The greenhouse gas footprint of hydropower is the product of the number of tons of fresh water required to produce one megawatt hour of electric output. This amount has long been debated in both environmental policy and scientific spheres, particularly with reference to emissions resulting from the construction of a dam. In some areas, a dam produced by a hydropower dam will release greenhouse gases because of the natural decomposition of riverbeds underneath the dam. However, hydropower proponents argue that the process by which the greenhouse gases are released is not sufficient to result in significant atmospheric changes. Hydropower opponents maintain that a dam’s impact on the climate should be measured over its lifetime, and should account for any emissions that occur during operation. In this article, we’ll discuss the greenhouse gas footprint of hydropower and the effects it has on climate.
One of the most well-known impacts of hydropower is the amount of greenhouse gases produced during the generation of electricity. In the past, hydropower opponents have maintained that the amount of greenhouse gas produced during the electricity-generating process would be greater than the emissions produced by burning fossil fuels. Recent studies have cast doubt on this estimate, and have proposed that hydropower’s impact on global warming may be overestimated by as much as 45%. Another estimate puts the number at between seven and ten gigatons of carbon dioxide released annually, with half of this coming from just one small dam located in the Pacific Northwest. While hydropower opponents continue to claim that the drowning of the alpine tundra in the last century played a major role in accelerating global warming, others have pointed out that hydropower uses more water than needed to provide the amount of electricity needed to generate a home’s electricity. Since the Earth’s climate has been known to change rapidly and unpredictably, and with the alarming frequency of hurricanes and tornadoes in the recent years, it is likely that more study will find conclusive evidence in the years to come.
Concerns about the impact on wildlife aside, hydropower proponents argue that hydropower is an economic solution for rural areas that would otherwise not be able to support other energy sources. Hydropower allows for rural residents to enjoy electricity generation at levels that would be impossible with fossil fuels, such as wood or coal. With traditional methods, the typical customer requires access to a wide range of power plants that pollute the air, produce enormous amounts of harmful emissions, and which require fossil fuels to operate. In addition, hydroelectricity is often used to support agriculture and commercial farming, both of which further deplete natural resources.
In Brazil, hydropower systems have provided critical energy solutions for decades. Hydropower in Brazil is the primary alternative to fossil fuels, such as coal, and is now consistently one of the cheapest forms of energy in the country. The combination of hydroelectricity and other forms of renewable energy has led to significant decreases in greenhouse gas emissions.
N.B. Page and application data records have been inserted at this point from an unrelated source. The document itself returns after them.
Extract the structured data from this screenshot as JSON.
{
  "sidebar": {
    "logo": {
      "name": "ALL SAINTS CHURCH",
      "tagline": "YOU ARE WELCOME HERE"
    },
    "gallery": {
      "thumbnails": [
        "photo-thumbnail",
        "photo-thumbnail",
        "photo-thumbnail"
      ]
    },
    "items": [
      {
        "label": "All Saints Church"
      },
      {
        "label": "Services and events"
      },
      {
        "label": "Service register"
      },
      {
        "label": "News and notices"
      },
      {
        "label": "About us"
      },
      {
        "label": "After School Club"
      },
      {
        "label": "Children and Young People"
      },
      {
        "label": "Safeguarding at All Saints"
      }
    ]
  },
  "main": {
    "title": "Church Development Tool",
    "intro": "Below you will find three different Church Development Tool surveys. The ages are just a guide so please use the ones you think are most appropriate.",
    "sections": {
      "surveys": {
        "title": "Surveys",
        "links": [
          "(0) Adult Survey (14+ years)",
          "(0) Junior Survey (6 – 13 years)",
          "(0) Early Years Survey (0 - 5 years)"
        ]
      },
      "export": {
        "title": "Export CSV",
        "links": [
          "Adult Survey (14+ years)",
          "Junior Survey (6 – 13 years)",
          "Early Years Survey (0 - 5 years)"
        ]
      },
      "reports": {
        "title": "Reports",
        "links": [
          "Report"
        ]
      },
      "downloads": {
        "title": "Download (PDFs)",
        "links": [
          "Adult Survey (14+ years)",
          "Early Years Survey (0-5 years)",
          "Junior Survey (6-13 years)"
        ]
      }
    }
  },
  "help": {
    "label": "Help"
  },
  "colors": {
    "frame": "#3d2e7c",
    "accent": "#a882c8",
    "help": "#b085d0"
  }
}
Between the installation of new infrastructure and increased use of green energy in the domestic and industrial sector, the impact on greenhouse gases emissions has been substantial. Between 1993 and 2021, greenhouse gas emissions decreased by 39%.
hydropower uses water
Hydropower also offers a significant environmental benefit. As described earlier, hydropower uses water, which is clean and environmentally friendly. Unlike fossil fuels, hydropower does not release carbon dioxide or methane into the atmosphere. Additionally, because hydropower uses water to create electricity, it is important to remember that no additional energy sources are necessary to make use of the power generated by this simple process. It only requires a minimal footprint in the environment.
While hydropower is a positive climate change solution, it should not be considered the sole solution. dams should not be constructed if they will result in the destruction or dislocation of the local environment, nor should they be used without careful consideration as to whether or not they will provide the public with a benefit. For instance, even if a dam is built to provide an abundant supply of hydroelectric power, hydroelectric dams can also lead to changes in the climate of the surrounding areas. For this reason, when choosing a source of energy, it is important to consider all of the available options, and determine which climate change solutions will have the most beneficial impact on the environment.